Go Smile was created by a West Coast dentist. Its products focus on teeth whitening at home for men and women. Whitening kits, toothepaste, and brushes are also sold at major retailers across the country, like Nordstrom and Ulta. You can bet that their displays are not as amusing as this one.
I love this collection of Ron Miller’s sculptural suitcases. Humor and travel is a combination that works. The Berlin based duo Marcus Kluh and Ronny Kindt started making these pieces in 2018. The Trip series mixes painting and sculpture on vintage suitcases. Travel wanderlust is their specialty. Showfields is a great concept for the age of direct-to-consumer shopping. Brands get to try out their visual brick and mortar strategies in a shared space. Hopefully more than a few of them will graduate to a real store in Noho and Nolita, or other parts of the city.
Showfields, 11 Bond Street at Lafayette Street
Walking into this space was familiar. It had been the home of the indie designers Creatures of Comfort boutique, which had closed at the end of 2018. It was always sad to walk by the empty space. Then one day the boutique was lit up again. The eco-cool sneaker brand Veja had opened. Interestingly, they pretty much kept the space the way it had been. The racks for the clothing were taken out and some sheetrock was applied, leaving the space intentionally spackled and bare. How is that for repurposing?
Veja is a Parisian brand that is sustainably produced in Brazil. On the left hand side of the entrance there is a video and a full display as to how their sneakers are made. Amazon rubber purchased from cooperatives, bio cotton for local suppliers in Brazil and Peru, and responsibly tanned leather are key.
They are happy to pay more for their raw materials, so that the farmers and growers make more. The sneakers are not sold at designer price points. And one model in three is vegan.
The wall to the right is covered in sneakers. Veja also does a lot of collaborations. Partners include Rick Owens, Farm Rio, Liberty of London and many others. They produce men’s, women’s and kids sneakers.
There are classic white runners and regular sneakers. Most have the signature V on the sides.
There are more novelty sneakers, high tops and boot-like sneakers every delivery. Colors and color blocking look great for spring. The spare and open design of the store makes socially distancing easy.
Veja, 205 Mulberry Street between Spring Street and Kenmare Street
Down the street is the new O.N.S. boutique.

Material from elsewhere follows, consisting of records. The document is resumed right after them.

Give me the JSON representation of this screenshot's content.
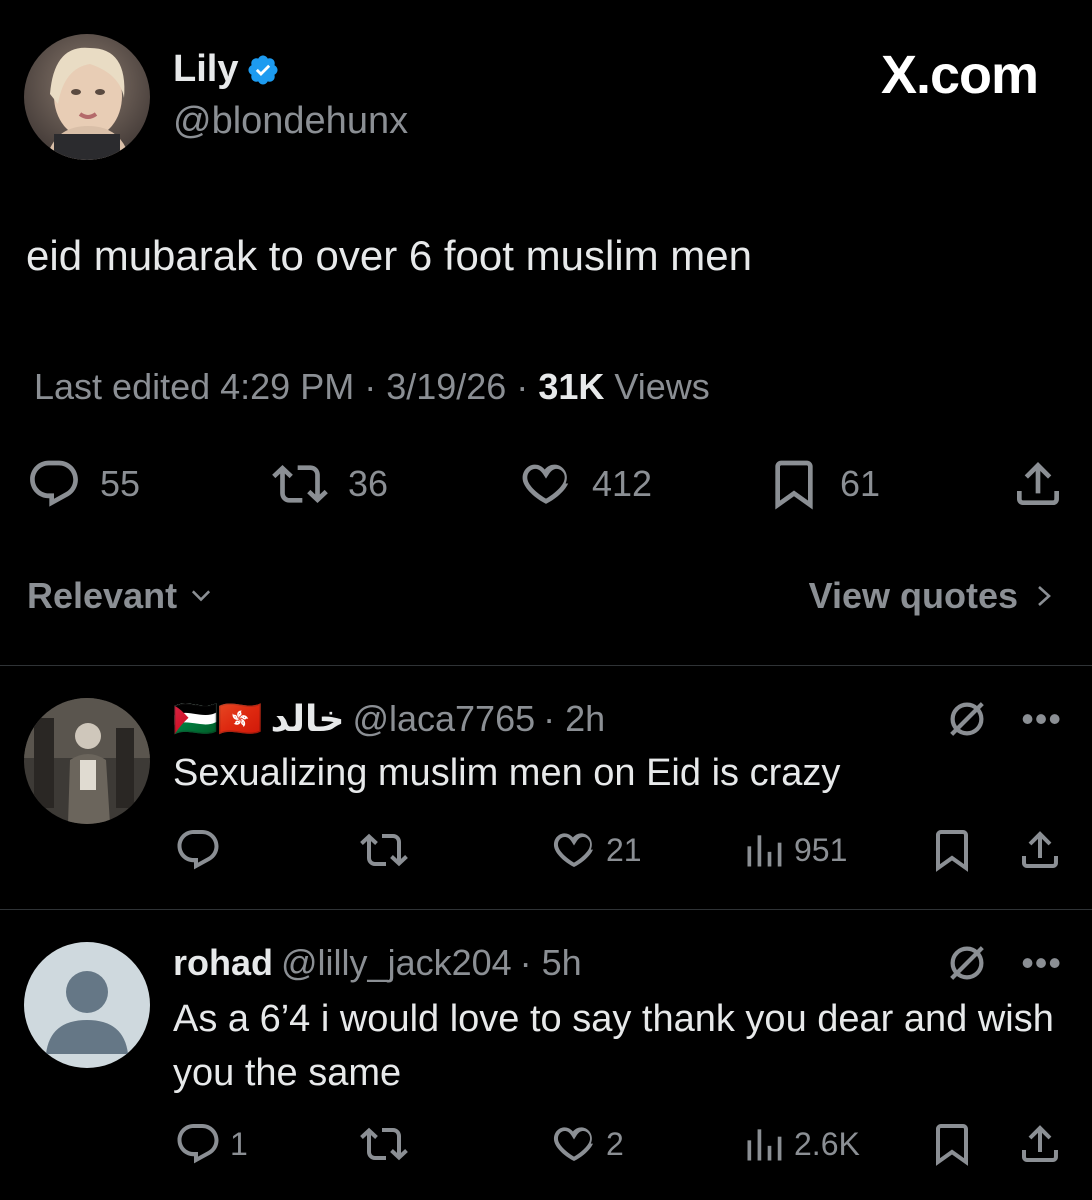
{
  "brand": "X.com",
  "tweet": {
    "author_name": "Lily",
    "author_handle": "@blondehunx",
    "text": "eid mubarak to over 6 foot muslim men",
    "meta": {
      "edited_label": "Last edited 4:29 PM · 3/19/26 ·",
      "views_count": "31K",
      "views_label": "Views"
    },
    "stats": {
      "replies": "55",
      "reposts": "36",
      "likes": "412",
      "bookmarks": "61"
    }
  },
  "sort": {
    "label": "Relevant",
    "view_quotes_label": "View quotes"
  },
  "replies": [
    {
      "flags": "🇵🇸🇭🇰",
      "name": "خالد",
      "handle": "@laca7765",
      "time": "· 2h",
      "text": "Sexualizing muslim men on Eid is crazy",
      "stats": {
        "replies": "",
        "reposts": "",
        "likes": "21",
        "views": "951"
      }
    },
    {
      "name": "rohad",
      "handle": "@lilly_jack204",
      "time": "· 5h",
      "text": "As a 6’4 i would love to say thank you dear and wish you the same",
      "stats": {
        "replies": "1",
        "reposts": "",
        "likes": "2",
        "views": "2.6K"
      }
    }
  ],
  "colors": {
    "background": "#000000",
    "text_primary": "#e7e9ea",
    "text_secondary": "#8b8f94",
    "verified_blue": "#1d9bf0",
    "divider": "#2f3336"
  },
  "icons": {
    "verified": "verified-badge-icon",
    "reply": "reply-bubble-icon",
    "repost": "repost-icon",
    "like": "heart-icon",
    "bookmark": "bookmark-icon",
    "share": "share-icon",
    "views": "views-bar-chart-icon",
    "grok": "grok-icon",
    "more": "more-dots-icon",
    "chevron_down": "chevron-down-icon",
    "chevron_right": "chevron-right-icon"
  }
}
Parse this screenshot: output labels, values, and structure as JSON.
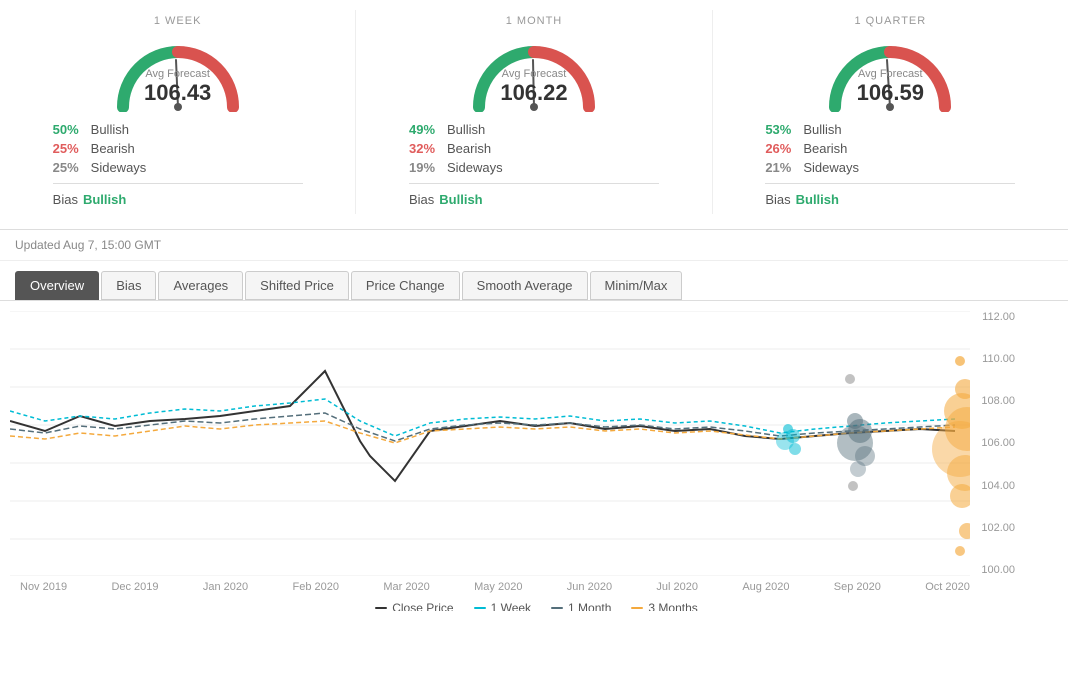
{
  "panels": [
    {
      "period": "1 WEEK",
      "avg_forecast_label": "Avg Forecast",
      "avg_forecast_value": "106.43",
      "bullish_pct": "50%",
      "bearish_pct": "25%",
      "sideways_pct": "25%",
      "bias_label": "Bias",
      "bias_value": "Bullish",
      "gauge_needle_angle": -10,
      "gauge_color_main": "#2eaa6e"
    },
    {
      "period": "1 MONTH",
      "avg_forecast_label": "Avg Forecast",
      "avg_forecast_value": "106.22",
      "bullish_pct": "49%",
      "bearish_pct": "32%",
      "sideways_pct": "19%",
      "bias_label": "Bias",
      "bias_value": "Bullish",
      "gauge_needle_angle": -5,
      "gauge_color_main": "#2eaa6e"
    },
    {
      "period": "1 QUARTER",
      "avg_forecast_label": "Avg Forecast",
      "avg_forecast_value": "106.59",
      "bullish_pct": "53%",
      "bearish_pct": "26%",
      "sideways_pct": "21%",
      "bias_label": "Bias",
      "bias_value": "Bullish",
      "gauge_needle_angle": -8,
      "gauge_color_main": "#2eaa6e"
    }
  ],
  "updated": "Updated Aug 7, 15:00 GMT",
  "tabs": [
    {
      "id": "overview",
      "label": "Overview",
      "active": true
    },
    {
      "id": "bias",
      "label": "Bias",
      "active": false
    },
    {
      "id": "averages",
      "label": "Averages",
      "active": false
    },
    {
      "id": "shifted-price",
      "label": "Shifted Price",
      "active": false
    },
    {
      "id": "price-change",
      "label": "Price Change",
      "active": false
    },
    {
      "id": "smooth-average",
      "label": "Smooth Average",
      "active": false
    },
    {
      "id": "minim-max",
      "label": "Minim/Max",
      "active": false
    }
  ],
  "y_axis": [
    "112.00",
    "110.00",
    "108.00",
    "106.00",
    "104.00",
    "102.00",
    "100.00"
  ],
  "x_axis": [
    "Nov 2019",
    "Dec 2019",
    "Jan 2020",
    "Feb 2020",
    "Mar 2020",
    "May 2020",
    "Jun 2020",
    "Jul 2020",
    "Aug 2020",
    "Sep 2020",
    "Oct 2020"
  ],
  "legend": [
    {
      "id": "close",
      "label": "Close Price",
      "class": "close"
    },
    {
      "id": "week",
      "label": "1 Week",
      "class": "week"
    },
    {
      "id": "month",
      "label": "1 Month",
      "class": "month"
    },
    {
      "id": "quarter",
      "label": "3 Months",
      "class": "quarter"
    }
  ]
}
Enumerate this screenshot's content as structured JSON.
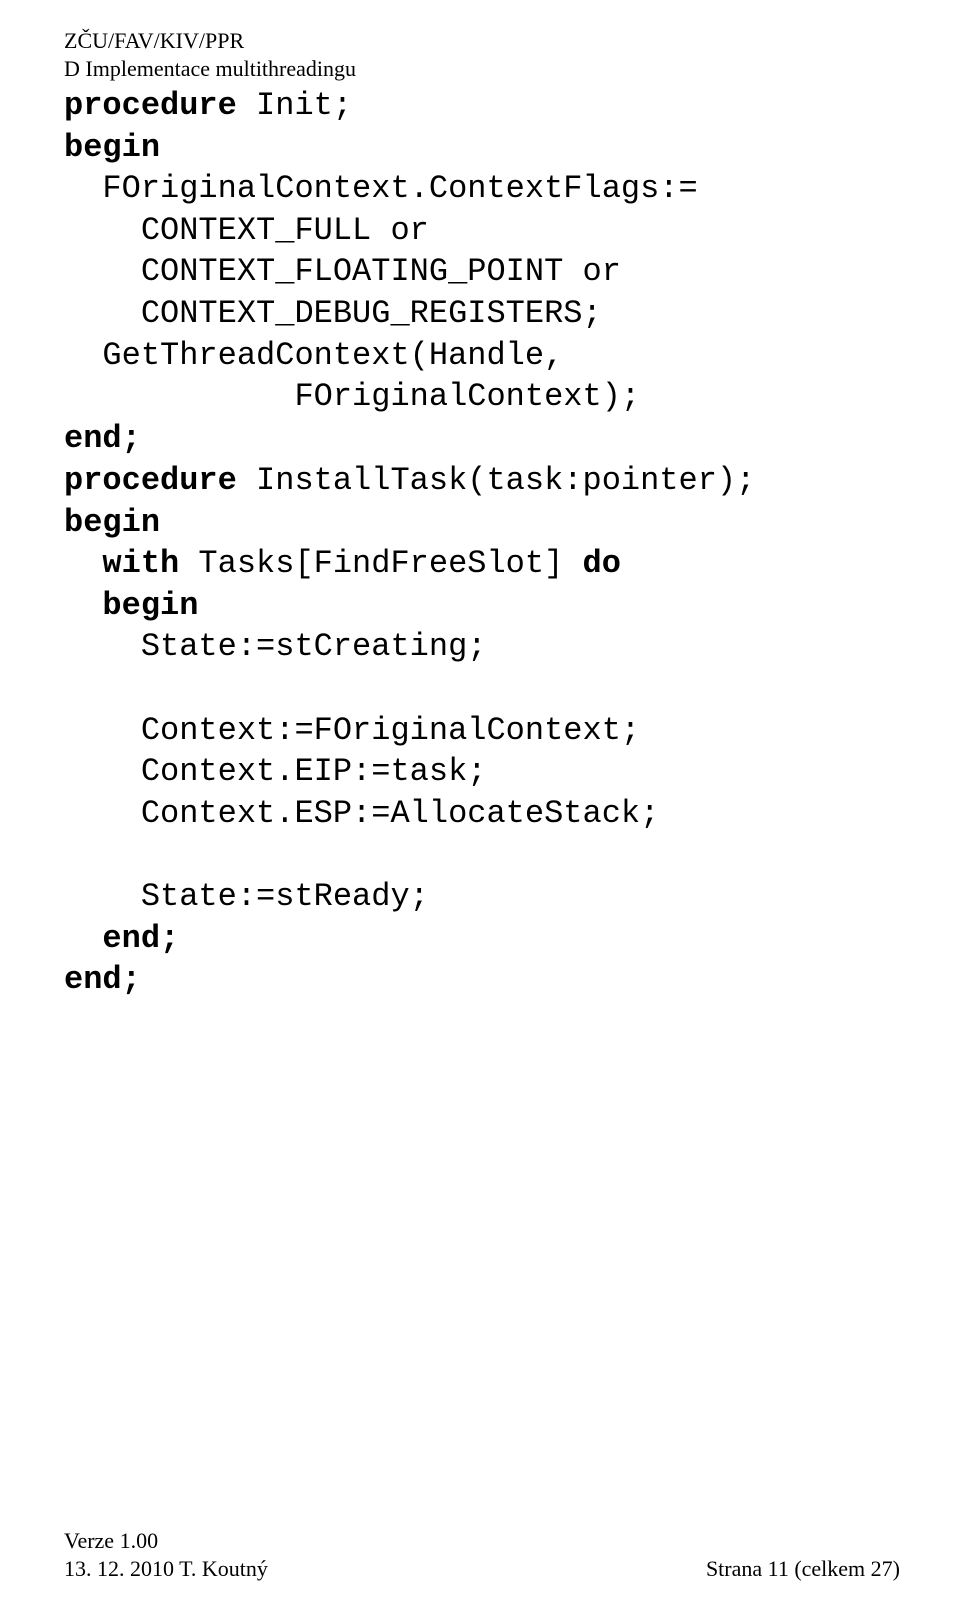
{
  "header": {
    "line1": "ZČU/FAV/KIV/PPR",
    "line2": "D Implementace multithreadingu"
  },
  "code1": {
    "l1a": "procedure",
    "l1b": " Init;",
    "l2": "begin",
    "l3": "  FOriginalContext.ContextFlags:=",
    "l4": "    CONTEXT_FULL or",
    "l5": "    CONTEXT_FLOATING_POINT or",
    "l6": "    CONTEXT_DEBUG_REGISTERS;",
    "l7": "  GetThreadContext(Handle,",
    "l8": "            FOriginalContext);",
    "l9": "end;"
  },
  "code2": {
    "l1a": "procedure",
    "l1b": " InstallTask(task:pointer);",
    "l2": "begin",
    "l3a": "  ",
    "l3b": "with",
    "l3c": " Tasks[FindFreeSlot] ",
    "l3d": "do",
    "l4": "  begin",
    "l5": "    State:=stCreating;",
    "l6": "",
    "l7": "    Context:=FOriginalContext;",
    "l8": "    Context.EIP:=task;",
    "l9": "    Context.ESP:=AllocateStack;",
    "l10": "",
    "l11": "    State:=stReady;",
    "l12": "  end;",
    "l13": "end;"
  },
  "footer": {
    "left1": "Verze 1.00",
    "left2": "13. 12. 2010 T. Koutný",
    "right": "Strana 11 (celkem 27)"
  }
}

This is a block with lots of cool clothing for men. O.N.S. stands for one nice shirt. Shirts, housed here, were the starting point for this Hong Kong based brand.
Over the years utilitarian interesting tees and sweaters, jackets, pants, jeans and accessories have been added. The design of the store is cool. It was designed by Collective, a Hong Kong firm who worked with East Village based Tang Kawasaki Studio. The feel of the space is very organic and unique.
The Italian tile dressing rooms are larger and better designed than most dressing rooms I have seen. The hanging racks are unique. Custom made fiberglass sculptures create an interesting display.
The casual chic clothing is made with premium fabrics. This airy light-filled nook offers a variety of styles.
Back in the main room, the sculptural wool curtain drapes around the back of the shop. Knitwear, casual jackets and bags are shown here. Clean, updated classics that work together are key to this brand.
O.N.S. carries sunglasses from Article One, candles, incense matches and colognes from independant brands. There are also ceramics, including ceramic salt, pepper and spice grinders. There are books, many nature-themed jigsaw puzzles, and even O.N.S. designed greeting cards.
O.N.S., 201 Mulberry Street between Spring Street and Kenmare Street
Barbara Hodes is the owner of NYC Private Shopping Tour, offering customized tours in New York and Brooklyn.